In recognition of the new dawn of opportunity and progress in post-conflict Sri Lanka that the Youth Parliament of Sri Lanka was conceived and implemented to mark the International Year of Youth. The Youth Parliament comprises 335 members between the age group 15 and 26 years representing all ethnic communities. It also provides an important opportunity in post-conflict Sri Lanka to foster ideals of peace, solidarity, and harmony among the country’s younger generation.
Through Policy commitment and political will, Sri Lanka has made remarkable progress in rehabilitating, reintegrating and empowering 667 former child combatants. In addition to regular educational opportunities, more than 1,300 young people including former young-adult combatants are being given vocational training in the North and the East. Many have undertaken studies to qualify for university courses.
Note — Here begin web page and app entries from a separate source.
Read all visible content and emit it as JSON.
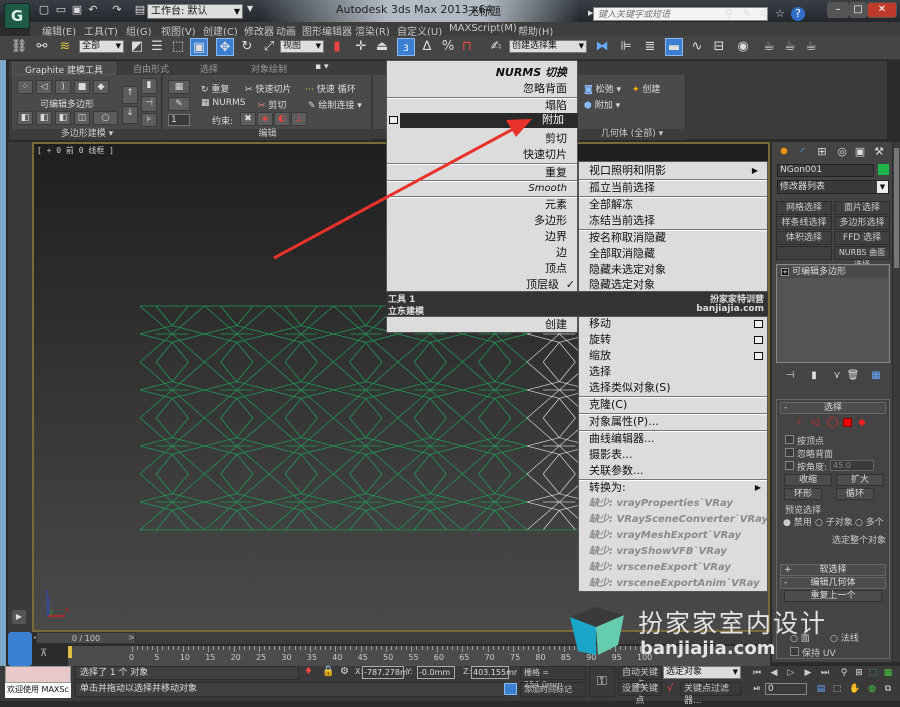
{
  "titlebar": {
    "app_title": "Autodesk 3ds Max  2013 x64",
    "doc_title": "无标题",
    "workspace": "工作台: 默认",
    "search_placeholder": "键入关键字或短语",
    "logo": "G"
  },
  "menubar": [
    "编辑(E)",
    "工具(T)",
    "组(G)",
    "视图(V)",
    "创建(C)",
    "修改器",
    "动画",
    "图形编辑器",
    "渲染(R)",
    "自定义(U)",
    "MAXScript(M)",
    "帮助(H)"
  ],
  "main_toolbar": {
    "selection_filter": "全部",
    "ref_coord": "视图",
    "named_selection": "创建选择集",
    "snap_label": "3"
  },
  "ribbon": {
    "tabs": [
      "Graphite 建模工具",
      "自由形式",
      "选择",
      "对象绘制"
    ],
    "panel1_label": "可编辑多边形",
    "panel1_footer": "多边形建模",
    "edit_items": {
      "repeat": "重复",
      "quickslice": "快速切片",
      "quickloop": "快速 循环",
      "nurms": "NURMS",
      "cut": "剪切",
      "paintconnect": "绘制连接",
      "constraint": "约束:"
    },
    "edit_footer": "编辑",
    "spinner_value": "1",
    "geom_items": {
      "relax": "松弛",
      "create": "创建",
      "attach": "附加"
    },
    "geom_footer": "几何体 (全部)"
  },
  "viewport": {
    "label": "[ + 0 前 0 线框 ]",
    "axis": {
      "x": "x",
      "y": "y",
      "z": "z"
    }
  },
  "quad_menu": {
    "top_left": [
      "NURMS 切换",
      "忽略背面",
      "塌陷",
      "附加",
      "剪切",
      "快速切片"
    ],
    "highlighted": "附加",
    "mid_left": [
      "重复",
      "Smooth",
      "元素",
      "多边形",
      "边界",
      "边",
      "顶点",
      "顶层级"
    ],
    "checked": "顶层级",
    "check_mark": "✓",
    "title1_left": "工具 1",
    "title1_right": "扮家家特训营",
    "title2_left": "立东建模",
    "title2_right": "banjiajia.com",
    "bottom_left": [
      "创建"
    ],
    "top_right": [
      "视口照明和阴影",
      "孤立当前选择",
      "全部解冻",
      "冻结当前选择",
      "按名称取消隐藏",
      "全部取消隐藏",
      "隐藏未选定对象",
      "隐藏选定对象"
    ],
    "bottom_right": [
      "移动",
      "旋转",
      "缩放",
      "选择",
      "选择类似对象(S)",
      "克隆(C)",
      "对象属性(P)...",
      "曲线编辑器...",
      "摄影表...",
      "关联参数...",
      "转换为:"
    ],
    "missing": [
      "缺少: vrayProperties`VRay",
      "缺少: VRaySceneConverter`VRay",
      "缺少: vrayMeshExport`VRay",
      "缺少: vrayShowVFB`VRay",
      "缺少: vrsceneExport`VRay",
      "缺少: vrsceneExportAnim`VRay"
    ]
  },
  "command_panel": {
    "object_name": "NGon001",
    "object_color": "#1fb54c",
    "modifier_list": "修改器列表",
    "mod_buttons": [
      "网格选择",
      "面片选择",
      "样条线选择",
      "多边形选择",
      "体积选择",
      "FFD 选择",
      "",
      "NURBS 曲面选择"
    ],
    "stack_item": "可编辑多边形",
    "selection_rollout": "选择",
    "by_vertex": "按顶点",
    "ignore_backface": "忽略背面",
    "by_angle": "按角度:",
    "angle_value": "45.0",
    "shrink": "收缩",
    "grow": "扩大",
    "ring": "环形",
    "loop": "循环",
    "preview_label": "预览选择",
    "preview_opts": [
      "禁用",
      "子对象",
      "多个"
    ],
    "whole_object": "选定整个对象",
    "soft_selection": "软选择",
    "edit_geometry": "编辑几何体",
    "repeat_last": "重复上一个",
    "constraint_opts": [
      "面",
      "法线"
    ],
    "preserve_uv": "保持 UV"
  },
  "timeline": {
    "slider": "0 / 100",
    "ticks": [
      0,
      5,
      10,
      15,
      20,
      25,
      30,
      35,
      40,
      45,
      50,
      55,
      60,
      65,
      70,
      75,
      80,
      85,
      90,
      95,
      100
    ]
  },
  "status": {
    "welcome": "欢迎使用 MAXSc",
    "selected": "选择了 1 个 对象",
    "prompt": "单击并拖动以选择并移动对象",
    "x": "-787.278m",
    "y": "-0.0mm",
    "z": "403.155mr",
    "grid": "栅格 = 254.0mm",
    "add_tag": "添加时间标记",
    "auto_key": "自动关键点",
    "set_key": "设置关键点",
    "selected_obj": "选定对象",
    "key_filters": "关键点过滤器...",
    "frame": "0"
  },
  "watermark": {
    "text": "扮家家室内设计",
    "url": "banjiajia.com"
  }
}
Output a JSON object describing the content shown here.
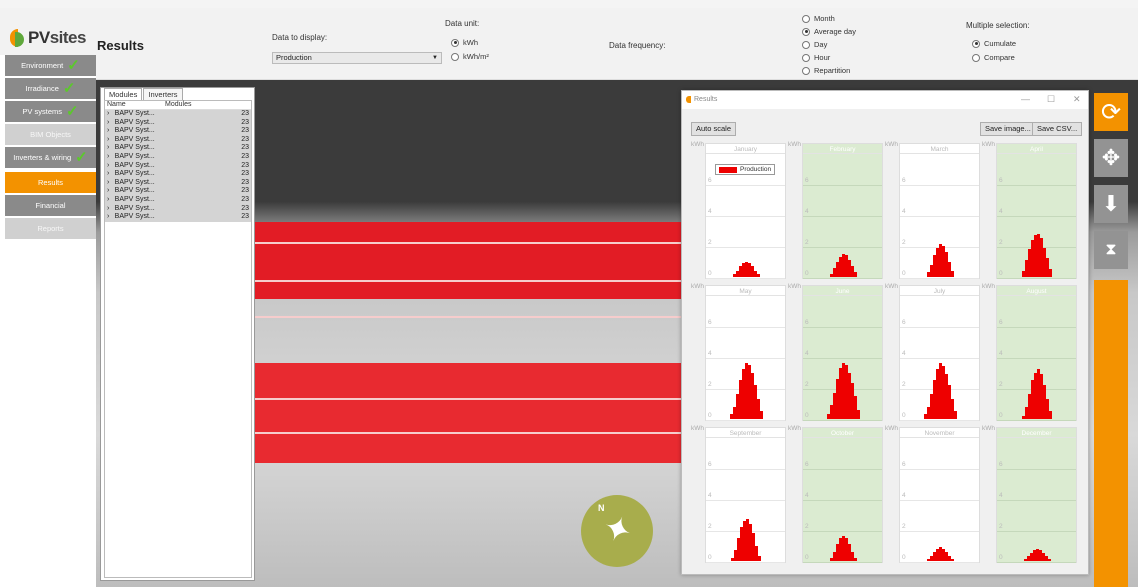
{
  "app": {
    "logo_text": "PVsites",
    "logo_pv": "PV",
    "logo_sites": "sites"
  },
  "page": {
    "title": "Results"
  },
  "controls": {
    "data_to_display_label": "Data to display:",
    "data_to_display_value": "Production",
    "data_unit_label": "Data unit:",
    "data_unit_options": [
      "kWh",
      "kWh/m²"
    ],
    "data_unit_selected": "kWh",
    "data_frequency_label": "Data frequency:",
    "data_frequency_options": [
      "Month",
      "Average day",
      "Day",
      "Hour",
      "Repartition"
    ],
    "data_frequency_selected": "Average day",
    "multiple_selection_label": "Multiple selection:",
    "multiple_selection_options": [
      "Cumulate",
      "Compare"
    ],
    "multiple_selection_selected": "Cumulate"
  },
  "sidebar": {
    "items": [
      {
        "label": "Environment",
        "state": "done"
      },
      {
        "label": "Irradiance",
        "state": "done"
      },
      {
        "label": "PV systems",
        "state": "done"
      },
      {
        "label": "BIM Objects",
        "state": "disabled"
      },
      {
        "label": "Inverters & wiring",
        "state": "done"
      },
      {
        "label": "Results",
        "state": "active"
      },
      {
        "label": "Financial",
        "state": "normal"
      },
      {
        "label": "Reports",
        "state": "disabled"
      }
    ]
  },
  "modules_panel": {
    "tabs": [
      "Modules",
      "Inverters"
    ],
    "columns": [
      "Name",
      "Modules"
    ],
    "rows": [
      {
        "name": "BAPV Syst...",
        "modules": "23"
      },
      {
        "name": "BAPV Syst...",
        "modules": "23"
      },
      {
        "name": "BAPV Syst...",
        "modules": "23"
      },
      {
        "name": "BAPV Syst...",
        "modules": "23"
      },
      {
        "name": "BAPV Syst...",
        "modules": "23"
      },
      {
        "name": "BAPV Syst...",
        "modules": "23"
      },
      {
        "name": "BAPV Syst...",
        "modules": "23"
      },
      {
        "name": "BAPV Syst...",
        "modules": "23"
      },
      {
        "name": "BAPV Syst...",
        "modules": "23"
      },
      {
        "name": "BAPV Syst...",
        "modules": "23"
      },
      {
        "name": "BAPV Syst...",
        "modules": "23"
      },
      {
        "name": "BAPV Syst...",
        "modules": "23"
      },
      {
        "name": "BAPV Syst...",
        "modules": "23"
      }
    ]
  },
  "results_window": {
    "title": "Results",
    "auto_scale_label": "Auto scale",
    "save_image_label": "Save image...",
    "save_csv_label": "Save CSV...",
    "unit": "kWh",
    "legend": "Production"
  },
  "viewport": {
    "compass_label": "N"
  },
  "colors": {
    "accent": "#f39200",
    "check": "#5cc82c",
    "production": "#ee0000",
    "alt_panel": "#dbebd1"
  },
  "chart_data": {
    "type": "bar",
    "ylabel": "kWh",
    "ylim": [
      0,
      8
    ],
    "yticks": [
      0,
      2,
      4,
      6
    ],
    "series_name": "Production",
    "months": [
      {
        "name": "January",
        "values": [
          0.2,
          0.4,
          0.7,
          0.9,
          1.0,
          0.9,
          0.7,
          0.4,
          0.2
        ]
      },
      {
        "name": "February",
        "values": [
          0.2,
          0.6,
          1.0,
          1.3,
          1.5,
          1.4,
          1.1,
          0.7,
          0.3
        ]
      },
      {
        "name": "March",
        "values": [
          0.3,
          0.8,
          1.4,
          1.9,
          2.1,
          2.0,
          1.6,
          1.0,
          0.4
        ]
      },
      {
        "name": "April",
        "values": [
          0.4,
          1.1,
          1.8,
          2.4,
          2.7,
          2.8,
          2.5,
          1.9,
          1.2,
          0.5
        ]
      },
      {
        "name": "May",
        "values": [
          0.3,
          0.8,
          1.6,
          2.5,
          3.2,
          3.6,
          3.5,
          3.0,
          2.2,
          1.3,
          0.5
        ]
      },
      {
        "name": "June",
        "values": [
          0.3,
          0.9,
          1.7,
          2.6,
          3.3,
          3.6,
          3.5,
          3.0,
          2.3,
          1.5,
          0.6
        ]
      },
      {
        "name": "July",
        "values": [
          0.3,
          0.8,
          1.6,
          2.5,
          3.2,
          3.6,
          3.4,
          2.9,
          2.2,
          1.3,
          0.5
        ]
      },
      {
        "name": "August",
        "values": [
          0.2,
          0.8,
          1.6,
          2.5,
          3.0,
          3.2,
          2.9,
          2.2,
          1.3,
          0.5
        ]
      },
      {
        "name": "September",
        "values": [
          0.2,
          0.7,
          1.5,
          2.2,
          2.6,
          2.7,
          2.4,
          1.8,
          1.0,
          0.3
        ]
      },
      {
        "name": "October",
        "values": [
          0.2,
          0.6,
          1.1,
          1.5,
          1.6,
          1.5,
          1.1,
          0.6,
          0.2
        ]
      },
      {
        "name": "November",
        "values": [
          0.1,
          0.3,
          0.6,
          0.8,
          0.9,
          0.8,
          0.6,
          0.3,
          0.1
        ]
      },
      {
        "name": "December",
        "values": [
          0.1,
          0.3,
          0.5,
          0.7,
          0.8,
          0.7,
          0.5,
          0.3,
          0.1
        ]
      }
    ]
  }
}
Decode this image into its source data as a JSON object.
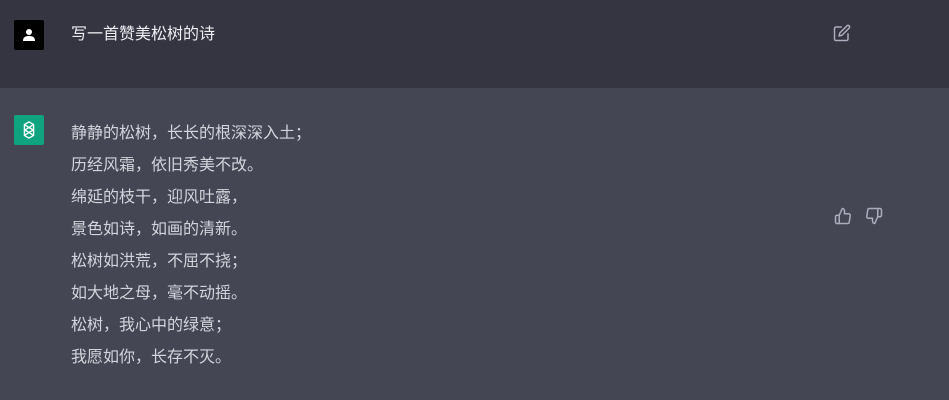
{
  "conversation": {
    "user_message": {
      "avatar_icon": "user-icon",
      "text": "写一首赞美松树的诗",
      "edit_icon": "edit-icon"
    },
    "assistant_message": {
      "avatar_icon": "openai-logo-icon",
      "lines": [
        "静静的松树，长长的根深深入土；",
        "历经风霜，依旧秀美不改。",
        "绵延的枝干，迎风吐露，",
        "景色如诗，如画的清新。",
        "松树如洪荒，不屈不挠；",
        "如大地之母，毫不动摇。",
        "松树，我心中的绿意；",
        "我愿如你，长存不灭。"
      ],
      "like_icon": "thumbs-up-icon",
      "dislike_icon": "thumbs-down-icon"
    }
  },
  "colors": {
    "user_row_bg": "#343541",
    "assistant_row_bg": "#444654",
    "bot_avatar_bg": "#10a37f",
    "text": "#d1d5db"
  }
}
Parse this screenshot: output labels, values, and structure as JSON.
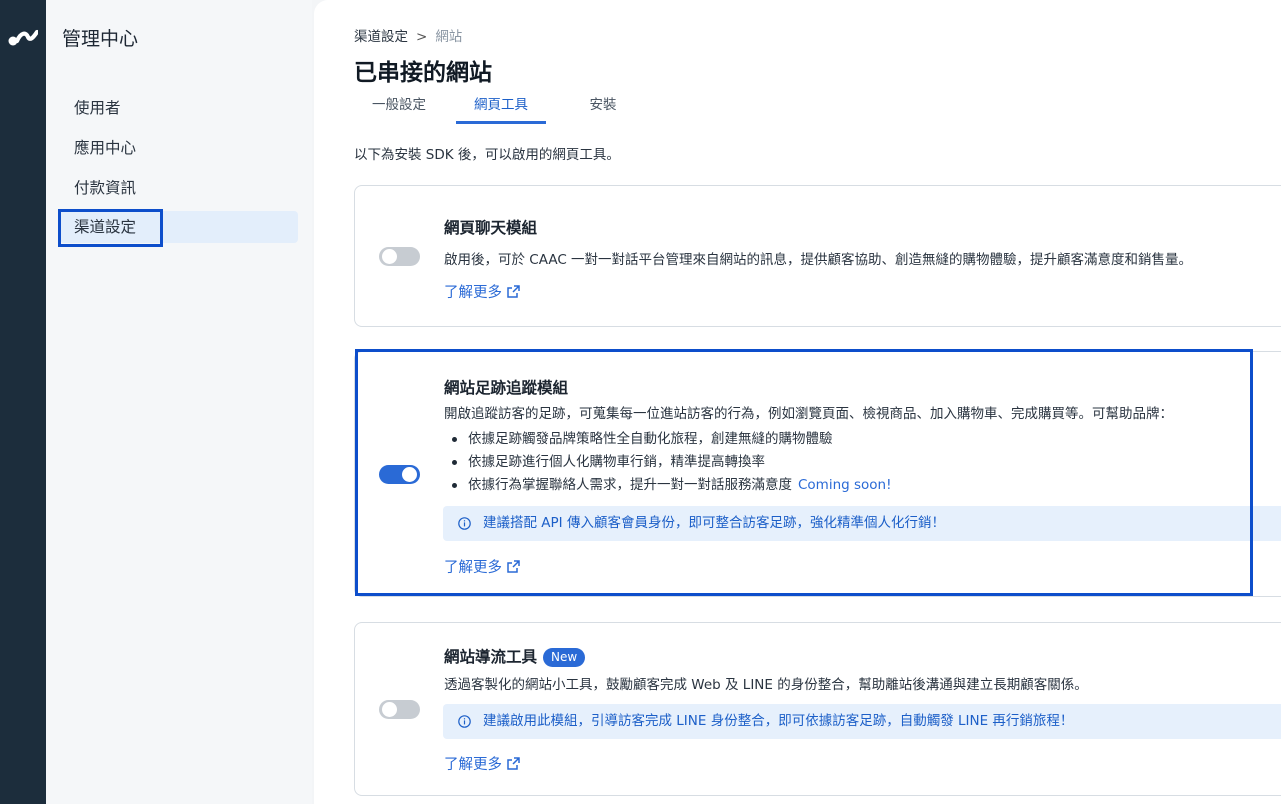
{
  "app": {
    "section_title": "管理中心"
  },
  "sidebar": {
    "items": [
      {
        "label": "使用者"
      },
      {
        "label": "應用中心"
      },
      {
        "label": "付款資訊"
      },
      {
        "label": "渠道設定"
      }
    ]
  },
  "breadcrumb": {
    "parent": "渠道設定",
    "separator": ">",
    "current": "網站"
  },
  "page": {
    "title": "已串接的網站"
  },
  "tabs": [
    {
      "label": "一般設定"
    },
    {
      "label": "網頁工具"
    },
    {
      "label": "安裝"
    }
  ],
  "intro": "以下為安裝 SDK 後，可以啟用的網頁工具。",
  "modules": [
    {
      "title": "網頁聊天模組",
      "enabled": false,
      "description": "啟用後，可於 CAAC 一對一對話平台管理來自網站的訊息，提供顧客協助、創造無縫的購物體驗，提升顧客滿意度和銷售量。",
      "learn_more": "了解更多"
    },
    {
      "title": "網站足跡追蹤模組",
      "enabled": true,
      "description": "開啟追蹤訪客的足跡，可蒐集每一位進站訪客的行為，例如瀏覽頁面、檢視商品、加入購物車、完成購買等。可幫助品牌：",
      "bullets": [
        "依據足跡觸發品牌策略性全自動化旅程，創建無縫的購物體驗",
        "依據足跡進行個人化購物車行銷，精準提高轉換率",
        "依據行為掌握聯絡人需求，提升一對一對話服務滿意度"
      ],
      "coming_soon": "Coming soon!",
      "info": "建議搭配 API 傳入顧客會員身份，即可整合訪客足跡，強化精準個人化行銷！",
      "learn_more": "了解更多"
    },
    {
      "title": "網站導流工具",
      "badge": "New",
      "enabled": false,
      "description": "透過客製化的網站小工具，鼓勵顧客完成 Web 及 LINE 的身份整合，幫助離站後溝通與建立長期顧客關係。",
      "info": "建議啟用此模組，引導訪客完成 LINE 身份整合，即可依據訪客足跡，自動觸發 LINE 再行銷旅程！",
      "learn_more": "了解更多"
    }
  ],
  "colors": {
    "accent": "#2a6ad6",
    "rail": "#1c2d3c",
    "highlight_border": "#0d4ecb",
    "info_bg": "#e6f0fc"
  }
}
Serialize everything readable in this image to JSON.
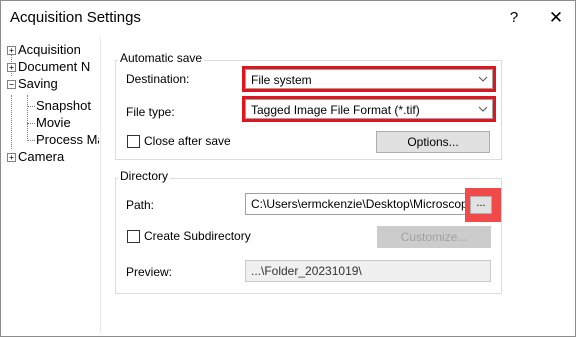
{
  "window": {
    "title": "Acquisition Settings",
    "help_label": "?",
    "close_label": "✕"
  },
  "tree": {
    "items": [
      {
        "label": "Acquisition",
        "expander": "+"
      },
      {
        "label": "Document N",
        "expander": "+"
      },
      {
        "label": "Saving",
        "expander": "−"
      },
      {
        "label": "Snapshot",
        "selected": true
      },
      {
        "label": "Movie"
      },
      {
        "label": "Process Ma"
      },
      {
        "label": "Camera",
        "expander": "+"
      }
    ]
  },
  "automatic_save": {
    "title": "Automatic save",
    "destination_label": "Destination:",
    "destination_value": "File system",
    "file_type_label": "File type:",
    "file_type_value": "Tagged Image File Format (*.tif)",
    "close_after_save_label": "Close after save",
    "close_after_save_checked": false,
    "options_label": "Options..."
  },
  "directory": {
    "title": "Directory",
    "path_label": "Path:",
    "path_value": "C:\\Users\\ermckenzie\\Desktop\\Microscope",
    "browse_label": "...",
    "create_subdirectory_label": "Create Subdirectory",
    "create_subdirectory_checked": false,
    "customize_label": "Customize...",
    "preview_label": "Preview:",
    "preview_value": "...\\Folder_20231019\\"
  },
  "colors": {
    "highlight": "#e0161e",
    "browse_highlight": "#f04a4a"
  }
}
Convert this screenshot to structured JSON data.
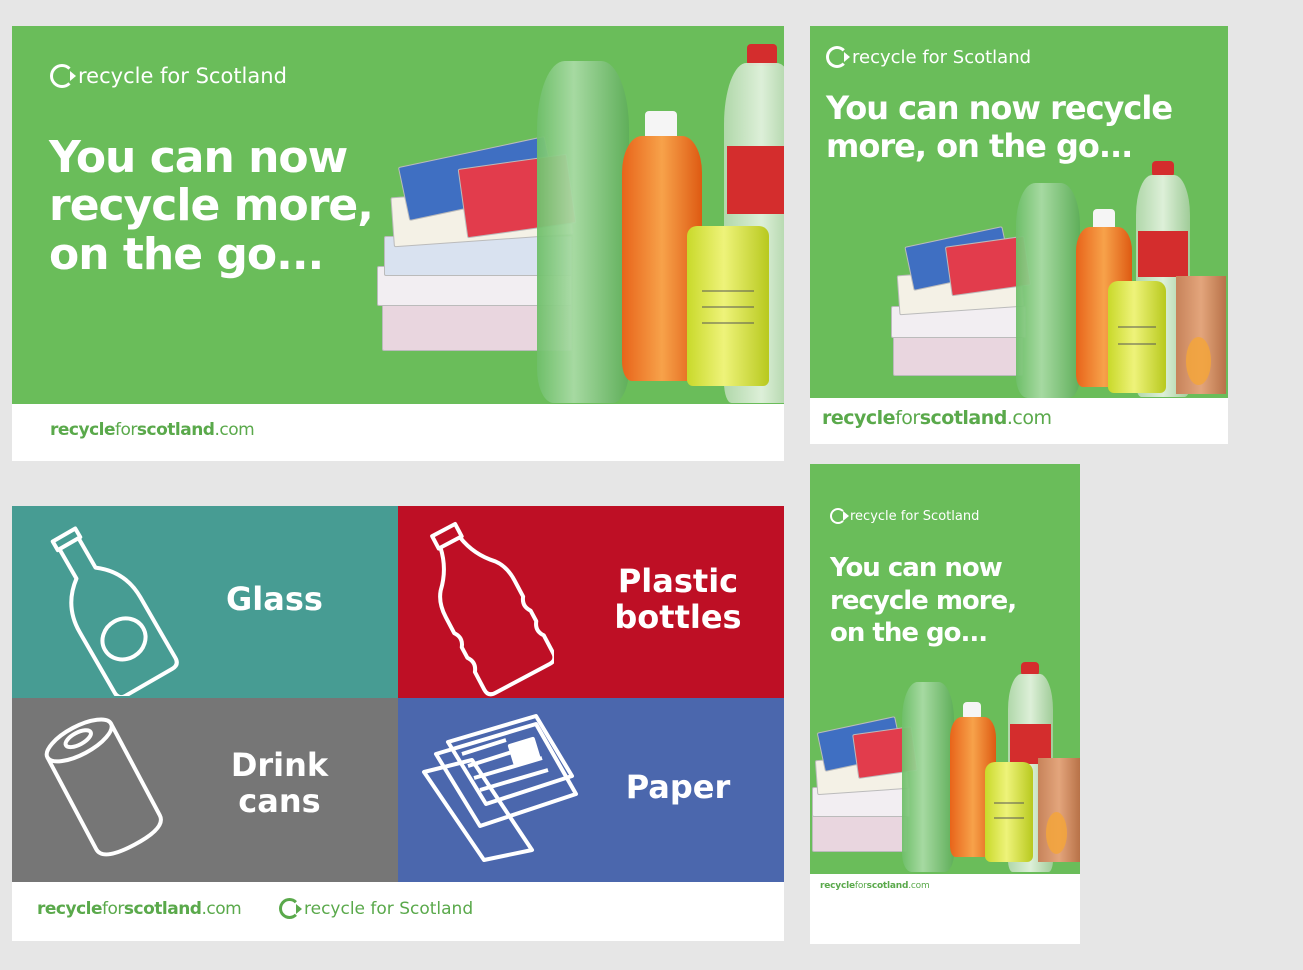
{
  "brand": "recycle for Scotland",
  "headline": "You can now recycle more, on the go...",
  "headline_lines_large": [
    "You can now",
    "recycle more,",
    "on the go..."
  ],
  "headline_lines_medium": [
    "You can now recycle",
    "more, on the go..."
  ],
  "headline_lines_small": [
    "You can now",
    "recycle more,",
    "on the go..."
  ],
  "website": {
    "part1": "recycle",
    "part2": "for",
    "part3": "scotland",
    "part4": ".com"
  },
  "icons": [
    "recycle-arrow-icon",
    "glass-bottle-icon",
    "plastic-bottle-icon",
    "drink-can-icon",
    "newspaper-icon"
  ],
  "tiles": [
    {
      "lines": [
        "Glass"
      ],
      "color": "#479c93"
    },
    {
      "lines": [
        "Plastic",
        "bottles"
      ],
      "color": "#be0f25"
    },
    {
      "lines": [
        "Drink",
        "cans"
      ],
      "color": "#767676"
    },
    {
      "lines": [
        "Paper"
      ],
      "color": "#4b67ad"
    }
  ],
  "colors": {
    "green": "#6abd5a",
    "brand_green": "#5aa94b",
    "background": "#e6e6e6"
  }
}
Sri Lanka remains steadfast and dedicated to addressing issues related to youth. It is this commitment that enabled Sri Lanka to host the International Coordination Meeting of Youth Organizations (ICMYO) this year in New York on the sidelines of the UN High –level Meeting on Youth. The National Youth Council of Sri Lanka in partnership with the Permanent Mission of Sri Lanka also hosted a special event entitled “The role of youth in sustainable development” on September 26, 2011 at the United Nations. Sri Lanka would like to have the opportunity and honour to host the United Nations World Youth Conference of 2014 in Sri Lanka as the international community readies to formulate a new post – MDGs and development agenda.
Despite these gains, one of the challenging issues being addressed with the UNICEF is malnutrition among very young children. Through Sri Lanka’s proactive, focused and coherent social and economic measures, we are hopeful of addressing the gaps in this area also.
In conclusion, I am also pleased to note that Sri Lanka has restored political stability, and taken many measures to improve the social, civil, economic, and political conditions of all Sri Lankans. The pain of 27 years of terror is behind us. We are now reaching out to a better future.
I thank you, Mr. Chairman.